*REQUIRED ACTION*
Retype every entry precisely and keep each line whole.

*DATA RECORDS*
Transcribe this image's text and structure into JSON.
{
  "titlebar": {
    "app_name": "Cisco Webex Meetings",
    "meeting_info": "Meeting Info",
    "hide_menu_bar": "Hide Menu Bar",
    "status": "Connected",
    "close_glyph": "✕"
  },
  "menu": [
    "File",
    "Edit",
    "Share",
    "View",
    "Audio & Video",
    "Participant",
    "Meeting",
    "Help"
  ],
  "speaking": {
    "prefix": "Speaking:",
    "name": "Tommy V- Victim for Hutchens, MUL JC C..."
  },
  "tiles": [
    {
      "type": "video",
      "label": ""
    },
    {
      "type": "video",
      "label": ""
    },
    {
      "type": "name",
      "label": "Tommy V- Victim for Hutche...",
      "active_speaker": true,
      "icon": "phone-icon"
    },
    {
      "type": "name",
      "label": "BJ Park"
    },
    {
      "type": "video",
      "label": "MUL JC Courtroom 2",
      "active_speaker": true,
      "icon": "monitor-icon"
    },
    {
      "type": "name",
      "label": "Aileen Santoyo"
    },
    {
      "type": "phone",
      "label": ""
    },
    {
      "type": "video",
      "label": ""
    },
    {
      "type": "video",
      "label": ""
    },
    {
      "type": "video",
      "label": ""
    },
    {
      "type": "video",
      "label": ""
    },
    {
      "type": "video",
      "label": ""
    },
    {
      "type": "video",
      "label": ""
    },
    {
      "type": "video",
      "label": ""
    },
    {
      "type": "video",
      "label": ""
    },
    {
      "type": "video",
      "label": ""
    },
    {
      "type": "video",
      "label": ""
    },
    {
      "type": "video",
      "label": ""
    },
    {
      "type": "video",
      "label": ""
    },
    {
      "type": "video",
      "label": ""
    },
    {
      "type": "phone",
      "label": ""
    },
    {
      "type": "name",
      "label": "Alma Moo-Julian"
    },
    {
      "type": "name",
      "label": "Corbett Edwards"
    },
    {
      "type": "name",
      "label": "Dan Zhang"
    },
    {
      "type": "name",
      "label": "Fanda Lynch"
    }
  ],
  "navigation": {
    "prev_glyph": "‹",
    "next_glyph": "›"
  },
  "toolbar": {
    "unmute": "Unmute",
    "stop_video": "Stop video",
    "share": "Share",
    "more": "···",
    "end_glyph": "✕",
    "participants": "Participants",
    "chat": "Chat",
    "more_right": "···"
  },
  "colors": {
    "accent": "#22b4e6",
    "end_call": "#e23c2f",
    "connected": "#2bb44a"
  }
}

*ANSWER SECTION*
Transcribe this image's text and structure into JSON.
{
  "titlebar": {
    "app_name": "Cisco Webex Meetings",
    "meeting_info": "Meeting Info",
    "hide_menu_bar": "Hide Menu Bar",
    "status": "Connected",
    "close_glyph": "✕"
  },
  "menu": [
    "File",
    "Edit",
    "Share",
    "View",
    "Audio & Video",
    "Participant",
    "Meeting",
    "Help"
  ],
  "speaking": {
    "prefix": "Speaking:",
    "name": "Tommy V- Victim for Hutchens, MUL JC C..."
  },
  "tiles": [
    {
      "type": "video",
      "label": ""
    },
    {
      "type": "video",
      "label": ""
    },
    {
      "type": "name",
      "label": "Tommy V- Victim for Hutche...",
      "active_speaker": true,
      "icon": "phone-icon"
    },
    {
      "type": "name",
      "label": "BJ Park"
    },
    {
      "type": "video",
      "label": "MUL JC Courtroom 2",
      "active_speaker": true,
      "icon": "monitor-icon"
    },
    {
      "type": "name",
      "label": "Aileen Santoyo"
    },
    {
      "type": "phone",
      "label": ""
    },
    {
      "type": "video",
      "label": ""
    },
    {
      "type": "video",
      "label": ""
    },
    {
      "type": "video",
      "label": ""
    },
    {
      "type": "video",
      "label": ""
    },
    {
      "type": "video",
      "label": ""
    },
    {
      "type": "video",
      "label": ""
    },
    {
      "type": "video",
      "label": ""
    },
    {
      "type": "video",
      "label": ""
    },
    {
      "type": "video",
      "label": ""
    },
    {
      "type": "video",
      "label": ""
    },
    {
      "type": "video",
      "label": ""
    },
    {
      "type": "video",
      "label": ""
    },
    {
      "type": "video",
      "label": ""
    },
    {
      "type": "phone",
      "label": ""
    },
    {
      "type": "name",
      "label": "Alma Moo-Julian"
    },
    {
      "type": "name",
      "label": "Corbett Edwards"
    },
    {
      "type": "name",
      "label": "Dan Zhang"
    },
    {
      "type": "name",
      "label": "Fanda Lynch"
    }
  ],
  "navigation": {
    "prev_glyph": "‹",
    "next_glyph": "›"
  },
  "toolbar": {
    "unmute": "Unmute",
    "stop_video": "Stop video",
    "share": "Share",
    "more": "···",
    "end_glyph": "✕",
    "participants": "Participants",
    "chat": "Chat",
    "more_right": "···"
  },
  "colors": {
    "accent": "#22b4e6",
    "end_call": "#e23c2f",
    "connected": "#2bb44a"
  }
}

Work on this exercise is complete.